◆ Your task
Go through the lines below and copy each one that holds the string "河海大学".

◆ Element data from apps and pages
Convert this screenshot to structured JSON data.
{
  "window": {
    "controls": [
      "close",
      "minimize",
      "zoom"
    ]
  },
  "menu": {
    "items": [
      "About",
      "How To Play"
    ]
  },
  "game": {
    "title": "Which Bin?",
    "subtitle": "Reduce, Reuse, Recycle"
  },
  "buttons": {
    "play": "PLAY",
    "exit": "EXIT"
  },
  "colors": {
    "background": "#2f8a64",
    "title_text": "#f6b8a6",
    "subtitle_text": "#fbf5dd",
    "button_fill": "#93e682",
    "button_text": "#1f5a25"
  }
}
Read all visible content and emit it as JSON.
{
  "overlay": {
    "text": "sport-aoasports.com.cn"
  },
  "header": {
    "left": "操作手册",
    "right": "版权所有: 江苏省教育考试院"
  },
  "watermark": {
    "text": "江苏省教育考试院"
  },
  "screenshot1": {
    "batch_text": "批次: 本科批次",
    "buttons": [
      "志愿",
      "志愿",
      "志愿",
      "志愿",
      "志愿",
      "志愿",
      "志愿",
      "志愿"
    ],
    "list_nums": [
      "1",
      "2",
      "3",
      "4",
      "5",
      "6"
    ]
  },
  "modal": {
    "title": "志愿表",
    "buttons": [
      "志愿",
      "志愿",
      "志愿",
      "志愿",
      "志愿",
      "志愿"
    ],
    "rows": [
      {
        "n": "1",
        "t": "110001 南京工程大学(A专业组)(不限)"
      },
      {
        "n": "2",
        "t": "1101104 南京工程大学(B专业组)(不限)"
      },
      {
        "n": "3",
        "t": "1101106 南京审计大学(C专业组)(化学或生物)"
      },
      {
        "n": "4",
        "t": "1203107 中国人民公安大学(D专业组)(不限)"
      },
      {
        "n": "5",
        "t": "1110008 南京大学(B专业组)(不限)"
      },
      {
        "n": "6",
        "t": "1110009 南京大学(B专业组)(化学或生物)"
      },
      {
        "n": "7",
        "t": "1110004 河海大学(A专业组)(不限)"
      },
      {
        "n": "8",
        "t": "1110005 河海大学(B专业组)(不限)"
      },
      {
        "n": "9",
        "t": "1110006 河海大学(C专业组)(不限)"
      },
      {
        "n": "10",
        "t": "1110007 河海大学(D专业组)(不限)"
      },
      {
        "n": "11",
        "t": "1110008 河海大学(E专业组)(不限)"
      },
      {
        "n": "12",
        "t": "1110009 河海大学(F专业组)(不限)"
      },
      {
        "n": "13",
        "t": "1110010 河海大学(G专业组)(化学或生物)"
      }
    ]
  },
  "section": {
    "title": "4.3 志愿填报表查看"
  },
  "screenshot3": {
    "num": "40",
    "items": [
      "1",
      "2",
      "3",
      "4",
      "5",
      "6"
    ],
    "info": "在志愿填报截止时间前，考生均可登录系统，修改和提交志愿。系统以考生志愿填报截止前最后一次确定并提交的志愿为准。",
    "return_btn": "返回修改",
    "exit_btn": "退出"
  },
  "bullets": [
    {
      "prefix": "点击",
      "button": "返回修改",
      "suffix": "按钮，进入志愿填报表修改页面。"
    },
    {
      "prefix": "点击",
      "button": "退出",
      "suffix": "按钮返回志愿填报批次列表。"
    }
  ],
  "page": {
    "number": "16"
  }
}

◆ Response to the exercise
        "t": "1110004 河海大学(A专业组)(不限)"
        "t": "1110005 河海大学(B专业组)(不限)"
        "t": "1110006 河海大学(C专业组)(不限)"
        "t": "1110007 河海大学(D专业组)(不限)"
        "t": "1110008 河海大学(E专业组)(不限)"
        "t": "1110009 河海大学(F专业组)(不限)"
        "t": "1110010 河海大学(G专业组)(化学或生物)"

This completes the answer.